05 July 2016
Held in Munich, Germany, Automatica 2016 is the leading trade fair for industrial automation and mechatronics. Wiley Process Engineer, Heath Barker, has a passion for robotics and automation is attending the event. We love sharing knowledge from these events with our network to help us all reach peak performance and ensure our global food security into the future.
The final day of Automatica 2016 has come to a close and along with it were the InterSolar and EES Europe 2016 trade shows.
“I have had an amazing time looking at the robotics and automation solutions that the food industry can harness now and into the future. Today I spent the morning looking at solar and battery technology and was very interested in the Tesla vehicles and Powerwall technologies,” said Heath.
You can read about the advantages for the Powerwall in the food industry here. Thanks to our high solar energy potential, Australia is one of the first countries to have access to the Powerwall. While these technologies are advancing and becoming more affordable, the payback periods at this point still remain long.
Heath investigated roofing replacement options made of solar panels. “In my opinion these panels look really good. Especially with the natural lighting that you can achieve through them. Perhaps one day all food facilities will adopt such technology.

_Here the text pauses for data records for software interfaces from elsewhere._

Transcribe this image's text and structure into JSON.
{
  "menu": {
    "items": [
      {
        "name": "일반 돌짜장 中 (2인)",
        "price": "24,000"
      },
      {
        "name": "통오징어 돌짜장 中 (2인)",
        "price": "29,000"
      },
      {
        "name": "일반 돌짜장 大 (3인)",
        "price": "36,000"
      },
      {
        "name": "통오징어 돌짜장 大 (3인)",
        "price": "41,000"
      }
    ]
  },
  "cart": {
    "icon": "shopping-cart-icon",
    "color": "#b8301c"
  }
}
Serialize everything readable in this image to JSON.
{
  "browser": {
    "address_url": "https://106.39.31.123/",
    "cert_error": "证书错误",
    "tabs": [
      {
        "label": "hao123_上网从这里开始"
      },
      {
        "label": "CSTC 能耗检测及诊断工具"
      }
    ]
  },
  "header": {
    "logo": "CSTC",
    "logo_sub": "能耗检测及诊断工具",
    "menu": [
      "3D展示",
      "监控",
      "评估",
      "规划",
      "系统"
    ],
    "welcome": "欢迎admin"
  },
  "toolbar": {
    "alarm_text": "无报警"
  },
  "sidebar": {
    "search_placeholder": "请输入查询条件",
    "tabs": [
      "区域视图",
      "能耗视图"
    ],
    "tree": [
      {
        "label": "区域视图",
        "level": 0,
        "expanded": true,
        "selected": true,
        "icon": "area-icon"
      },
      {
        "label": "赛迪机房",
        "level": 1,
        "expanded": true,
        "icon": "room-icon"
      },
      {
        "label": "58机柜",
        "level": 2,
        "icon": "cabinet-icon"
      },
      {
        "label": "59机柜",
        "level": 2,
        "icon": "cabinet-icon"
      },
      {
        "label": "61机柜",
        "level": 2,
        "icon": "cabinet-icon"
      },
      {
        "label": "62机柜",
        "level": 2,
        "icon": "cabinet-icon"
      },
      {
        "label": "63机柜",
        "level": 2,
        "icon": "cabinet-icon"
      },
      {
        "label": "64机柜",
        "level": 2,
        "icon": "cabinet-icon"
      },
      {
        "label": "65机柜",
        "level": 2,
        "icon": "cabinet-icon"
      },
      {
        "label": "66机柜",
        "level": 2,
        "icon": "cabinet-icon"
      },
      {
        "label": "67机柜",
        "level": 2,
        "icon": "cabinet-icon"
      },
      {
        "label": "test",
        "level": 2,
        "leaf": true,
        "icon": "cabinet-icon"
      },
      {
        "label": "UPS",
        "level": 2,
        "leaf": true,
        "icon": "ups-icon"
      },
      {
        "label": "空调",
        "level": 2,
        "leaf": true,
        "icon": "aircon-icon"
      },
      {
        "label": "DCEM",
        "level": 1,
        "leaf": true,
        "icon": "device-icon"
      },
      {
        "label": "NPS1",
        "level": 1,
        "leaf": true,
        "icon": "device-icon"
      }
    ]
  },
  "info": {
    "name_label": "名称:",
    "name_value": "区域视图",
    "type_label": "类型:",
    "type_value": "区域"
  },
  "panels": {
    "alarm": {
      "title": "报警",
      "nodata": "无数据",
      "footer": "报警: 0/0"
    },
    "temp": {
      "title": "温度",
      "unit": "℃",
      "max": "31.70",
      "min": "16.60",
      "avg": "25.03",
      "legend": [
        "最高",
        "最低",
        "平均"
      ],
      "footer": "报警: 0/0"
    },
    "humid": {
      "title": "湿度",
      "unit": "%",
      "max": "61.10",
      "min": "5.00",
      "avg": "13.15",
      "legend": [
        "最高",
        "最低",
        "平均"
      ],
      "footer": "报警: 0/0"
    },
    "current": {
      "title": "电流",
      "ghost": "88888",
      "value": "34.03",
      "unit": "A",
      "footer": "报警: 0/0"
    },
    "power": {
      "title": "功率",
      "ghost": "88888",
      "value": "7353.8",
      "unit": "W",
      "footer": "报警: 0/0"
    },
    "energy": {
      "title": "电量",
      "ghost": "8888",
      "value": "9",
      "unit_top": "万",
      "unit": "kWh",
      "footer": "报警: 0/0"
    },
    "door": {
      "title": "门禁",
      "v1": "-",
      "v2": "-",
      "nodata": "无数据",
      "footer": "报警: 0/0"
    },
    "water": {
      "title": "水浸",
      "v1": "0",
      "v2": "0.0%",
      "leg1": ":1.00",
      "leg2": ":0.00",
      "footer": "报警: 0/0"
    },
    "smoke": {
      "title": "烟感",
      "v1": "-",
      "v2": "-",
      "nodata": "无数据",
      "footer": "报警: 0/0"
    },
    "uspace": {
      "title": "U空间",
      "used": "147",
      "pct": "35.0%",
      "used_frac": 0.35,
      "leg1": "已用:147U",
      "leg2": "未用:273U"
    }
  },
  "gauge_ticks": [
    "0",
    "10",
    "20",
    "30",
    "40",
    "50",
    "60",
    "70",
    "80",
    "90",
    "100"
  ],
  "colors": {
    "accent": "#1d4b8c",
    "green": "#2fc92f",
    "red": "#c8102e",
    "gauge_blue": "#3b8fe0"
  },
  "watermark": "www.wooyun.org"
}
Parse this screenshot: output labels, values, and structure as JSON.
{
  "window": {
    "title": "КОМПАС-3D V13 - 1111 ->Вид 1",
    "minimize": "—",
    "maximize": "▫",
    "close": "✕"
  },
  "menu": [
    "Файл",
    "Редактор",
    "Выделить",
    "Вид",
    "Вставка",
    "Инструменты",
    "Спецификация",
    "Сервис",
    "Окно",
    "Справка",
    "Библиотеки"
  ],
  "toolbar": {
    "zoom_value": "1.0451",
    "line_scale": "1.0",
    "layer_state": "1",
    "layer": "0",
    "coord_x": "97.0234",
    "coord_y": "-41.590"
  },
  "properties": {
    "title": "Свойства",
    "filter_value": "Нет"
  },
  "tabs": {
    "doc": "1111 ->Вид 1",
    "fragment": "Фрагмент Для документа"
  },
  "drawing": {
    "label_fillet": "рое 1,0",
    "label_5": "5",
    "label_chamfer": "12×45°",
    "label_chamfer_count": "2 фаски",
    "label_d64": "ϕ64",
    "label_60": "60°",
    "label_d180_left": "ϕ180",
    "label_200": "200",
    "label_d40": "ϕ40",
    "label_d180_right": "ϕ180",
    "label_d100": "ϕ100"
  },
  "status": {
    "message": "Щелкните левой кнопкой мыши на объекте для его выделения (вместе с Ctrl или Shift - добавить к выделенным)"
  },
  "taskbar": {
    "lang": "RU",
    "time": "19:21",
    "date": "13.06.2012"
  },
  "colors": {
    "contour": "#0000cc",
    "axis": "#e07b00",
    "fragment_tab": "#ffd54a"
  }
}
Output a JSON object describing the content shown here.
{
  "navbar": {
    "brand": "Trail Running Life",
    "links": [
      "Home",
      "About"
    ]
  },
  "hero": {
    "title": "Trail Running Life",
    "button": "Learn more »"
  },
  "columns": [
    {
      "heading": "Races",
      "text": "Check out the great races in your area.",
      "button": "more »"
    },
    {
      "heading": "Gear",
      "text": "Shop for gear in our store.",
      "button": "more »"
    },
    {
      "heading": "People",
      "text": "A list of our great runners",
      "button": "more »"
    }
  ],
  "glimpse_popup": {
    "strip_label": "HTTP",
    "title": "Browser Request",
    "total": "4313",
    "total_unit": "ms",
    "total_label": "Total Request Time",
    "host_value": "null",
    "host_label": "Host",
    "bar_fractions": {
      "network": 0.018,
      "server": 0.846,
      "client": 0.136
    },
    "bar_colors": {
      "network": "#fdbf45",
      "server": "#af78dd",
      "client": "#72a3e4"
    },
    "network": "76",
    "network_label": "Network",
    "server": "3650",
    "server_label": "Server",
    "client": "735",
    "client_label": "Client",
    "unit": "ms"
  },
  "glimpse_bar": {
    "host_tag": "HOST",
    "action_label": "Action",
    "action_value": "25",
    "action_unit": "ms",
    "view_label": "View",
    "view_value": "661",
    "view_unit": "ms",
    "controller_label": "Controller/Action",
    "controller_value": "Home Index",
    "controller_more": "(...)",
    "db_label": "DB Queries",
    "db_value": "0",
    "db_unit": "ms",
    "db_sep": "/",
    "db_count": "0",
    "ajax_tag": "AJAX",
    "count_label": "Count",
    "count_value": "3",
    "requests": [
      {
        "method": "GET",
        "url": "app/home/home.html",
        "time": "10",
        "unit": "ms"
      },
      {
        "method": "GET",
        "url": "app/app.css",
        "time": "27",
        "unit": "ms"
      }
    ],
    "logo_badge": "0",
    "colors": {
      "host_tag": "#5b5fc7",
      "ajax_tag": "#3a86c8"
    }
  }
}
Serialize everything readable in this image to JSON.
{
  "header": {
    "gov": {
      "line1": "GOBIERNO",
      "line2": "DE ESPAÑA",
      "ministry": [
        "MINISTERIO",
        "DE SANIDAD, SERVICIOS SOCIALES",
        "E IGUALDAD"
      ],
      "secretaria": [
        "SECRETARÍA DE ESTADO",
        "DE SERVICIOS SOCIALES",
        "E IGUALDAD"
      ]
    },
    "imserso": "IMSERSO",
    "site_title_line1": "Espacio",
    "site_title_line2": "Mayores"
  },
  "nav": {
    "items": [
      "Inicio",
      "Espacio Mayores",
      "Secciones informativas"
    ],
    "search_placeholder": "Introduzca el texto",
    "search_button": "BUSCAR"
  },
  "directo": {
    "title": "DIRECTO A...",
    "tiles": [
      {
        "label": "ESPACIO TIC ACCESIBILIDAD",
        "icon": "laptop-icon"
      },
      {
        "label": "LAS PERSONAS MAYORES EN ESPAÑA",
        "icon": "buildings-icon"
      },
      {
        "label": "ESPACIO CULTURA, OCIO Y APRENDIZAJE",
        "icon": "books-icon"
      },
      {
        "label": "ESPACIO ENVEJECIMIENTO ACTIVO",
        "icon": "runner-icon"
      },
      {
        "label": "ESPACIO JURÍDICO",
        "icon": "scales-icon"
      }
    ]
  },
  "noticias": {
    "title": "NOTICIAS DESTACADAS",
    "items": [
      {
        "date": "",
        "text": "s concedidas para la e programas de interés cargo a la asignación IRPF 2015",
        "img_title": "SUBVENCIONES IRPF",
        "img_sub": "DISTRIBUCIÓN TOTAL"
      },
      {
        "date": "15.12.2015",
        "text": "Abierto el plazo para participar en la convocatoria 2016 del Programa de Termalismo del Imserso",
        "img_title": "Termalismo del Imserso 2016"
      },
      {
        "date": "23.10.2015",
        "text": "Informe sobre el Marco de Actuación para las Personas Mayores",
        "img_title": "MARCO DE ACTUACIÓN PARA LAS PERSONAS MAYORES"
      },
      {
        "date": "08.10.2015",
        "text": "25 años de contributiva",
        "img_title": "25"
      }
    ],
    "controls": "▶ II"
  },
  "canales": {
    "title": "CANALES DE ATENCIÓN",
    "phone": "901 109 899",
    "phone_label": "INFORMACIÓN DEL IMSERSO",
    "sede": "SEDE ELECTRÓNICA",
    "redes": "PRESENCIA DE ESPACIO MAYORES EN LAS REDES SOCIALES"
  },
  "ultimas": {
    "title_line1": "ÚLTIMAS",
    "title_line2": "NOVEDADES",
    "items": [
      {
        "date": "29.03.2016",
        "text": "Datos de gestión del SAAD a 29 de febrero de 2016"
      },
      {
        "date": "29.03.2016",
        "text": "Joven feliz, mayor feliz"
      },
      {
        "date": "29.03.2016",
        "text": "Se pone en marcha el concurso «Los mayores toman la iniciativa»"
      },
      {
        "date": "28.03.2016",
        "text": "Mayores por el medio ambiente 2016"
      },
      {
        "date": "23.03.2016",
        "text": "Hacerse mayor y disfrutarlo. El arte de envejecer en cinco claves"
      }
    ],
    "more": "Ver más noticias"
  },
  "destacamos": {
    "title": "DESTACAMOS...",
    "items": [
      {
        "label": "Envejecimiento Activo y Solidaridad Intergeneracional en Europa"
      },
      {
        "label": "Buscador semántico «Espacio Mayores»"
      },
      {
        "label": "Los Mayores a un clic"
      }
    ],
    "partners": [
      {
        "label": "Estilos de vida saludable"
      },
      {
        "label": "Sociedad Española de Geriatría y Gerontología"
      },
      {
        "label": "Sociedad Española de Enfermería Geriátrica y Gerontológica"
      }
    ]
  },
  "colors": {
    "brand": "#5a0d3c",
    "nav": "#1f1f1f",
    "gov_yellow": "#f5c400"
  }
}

I think that as the prices of panels and storage systems continue to fall, we will see greater adoption of these technologies. A few of the people I spoke with at the trade show today believed that we will see a 75% cost reduction in these technologies in the next 5 years. Perhaps then food factories will be able to effectively reduce their energy consumption and in turn their carbon footprint. For now, we need to be thankful for Europe and other places in the world that subsidise the growth of this technology.”
Back at Automatica, Heath bumped into a fellow from Pickit, a vision software and hardware company that provide 3D scanning and object recognition systems. They were showcasing an application of picking groceries from storage and efficiently packing a crate.
This process is completed all the time in distribution centres by operators. The task of picking and packing is highly repetitive and straining work for a human, but a robot can do this accurately all day, without becoming tired or distracted. The system in the video was intentionally running slowly to allow people to observe the actions in detail but current robotic solutions offer the capability of performing these tasks quicker than a human can. In fact, looking at KUKA’s upcoming Agilus KR3 to be released next year, we’re talking significantly faster.
A final piece of technology that Heath had to share is in concept phase with Festo. They call it SupraMotion but many know it as quantum locking or quantum levitation. It is the act of cooling down superconductors to a point where they can effectively freeze/lock the magnetic field of a permanent magnet. This results in the magnet being held in mid-air in the field, thus levitating.
Surprisingly this technology is not very energy hungry because once the superconductor is cooled, with sufficient insulation it does not take much to keep it that way. With the ability to allow the levitating object to move in one plane (such as forwards and backwards) levitating conveyors can be designed with zero contact and negligible friction.
“The reason I’m so excited by this technology is that the hygienic potential of contactless conveyors opens new avenues for the food industry. No more need for motor drives and gearboxes, belts, oiled chains and sprockets. Just a smooth superconductor housing such as stainless steel and a series of levitating platforms over it that can easily be kept clean with a quick wash-down. Do not forget that with this reduced wash-down time, there is also the potential for more operating time.
There are some very exciting times ahead for the food industry regarding robotics and automation.
I will be visiting an Airbus factory in Hamburg Germany this week so please keep an eye out for my findings there.”